## PROMPT
Please, without the pictures, restate every entry exactly.

## RECORDS SHOWN
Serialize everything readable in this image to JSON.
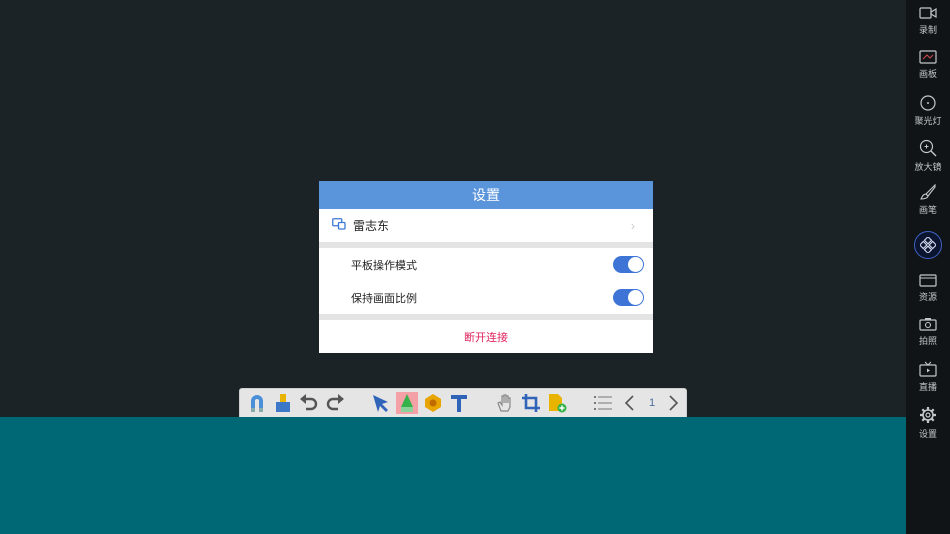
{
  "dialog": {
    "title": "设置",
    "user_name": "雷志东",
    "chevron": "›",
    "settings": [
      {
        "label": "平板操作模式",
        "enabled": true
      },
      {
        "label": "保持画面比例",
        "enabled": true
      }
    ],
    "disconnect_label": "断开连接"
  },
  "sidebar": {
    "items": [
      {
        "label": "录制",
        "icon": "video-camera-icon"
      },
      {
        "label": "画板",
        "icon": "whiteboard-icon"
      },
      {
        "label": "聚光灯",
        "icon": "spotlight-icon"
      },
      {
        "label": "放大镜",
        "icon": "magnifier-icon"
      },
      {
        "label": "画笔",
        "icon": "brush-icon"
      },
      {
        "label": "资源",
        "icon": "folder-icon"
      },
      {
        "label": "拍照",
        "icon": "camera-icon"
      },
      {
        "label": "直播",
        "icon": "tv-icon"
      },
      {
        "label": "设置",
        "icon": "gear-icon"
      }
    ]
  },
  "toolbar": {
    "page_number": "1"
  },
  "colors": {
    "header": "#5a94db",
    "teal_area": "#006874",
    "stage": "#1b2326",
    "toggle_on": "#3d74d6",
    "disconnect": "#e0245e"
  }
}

## YOUR SOLUTION
Serialize everything readable in this image to JSON.
{
  "dialog": {
    "title": "设置",
    "user_name": "雷志东",
    "chevron": "›",
    "settings": [
      {
        "label": "平板操作模式",
        "enabled": true
      },
      {
        "label": "保持画面比例",
        "enabled": true
      }
    ],
    "disconnect_label": "断开连接"
  },
  "sidebar": {
    "items": [
      {
        "label": "录制",
        "icon": "video-camera-icon"
      },
      {
        "label": "画板",
        "icon": "whiteboard-icon"
      },
      {
        "label": "聚光灯",
        "icon": "spotlight-icon"
      },
      {
        "label": "放大镜",
        "icon": "magnifier-icon"
      },
      {
        "label": "画笔",
        "icon": "brush-icon"
      },
      {
        "label": "资源",
        "icon": "folder-icon"
      },
      {
        "label": "拍照",
        "icon": "camera-icon"
      },
      {
        "label": "直播",
        "icon": "tv-icon"
      },
      {
        "label": "设置",
        "icon": "gear-icon"
      }
    ]
  },
  "toolbar": {
    "page_number": "1"
  },
  "colors": {
    "header": "#5a94db",
    "teal_area": "#006874",
    "stage": "#1b2326",
    "toggle_on": "#3d74d6",
    "disconnect": "#e0245e"
  }
}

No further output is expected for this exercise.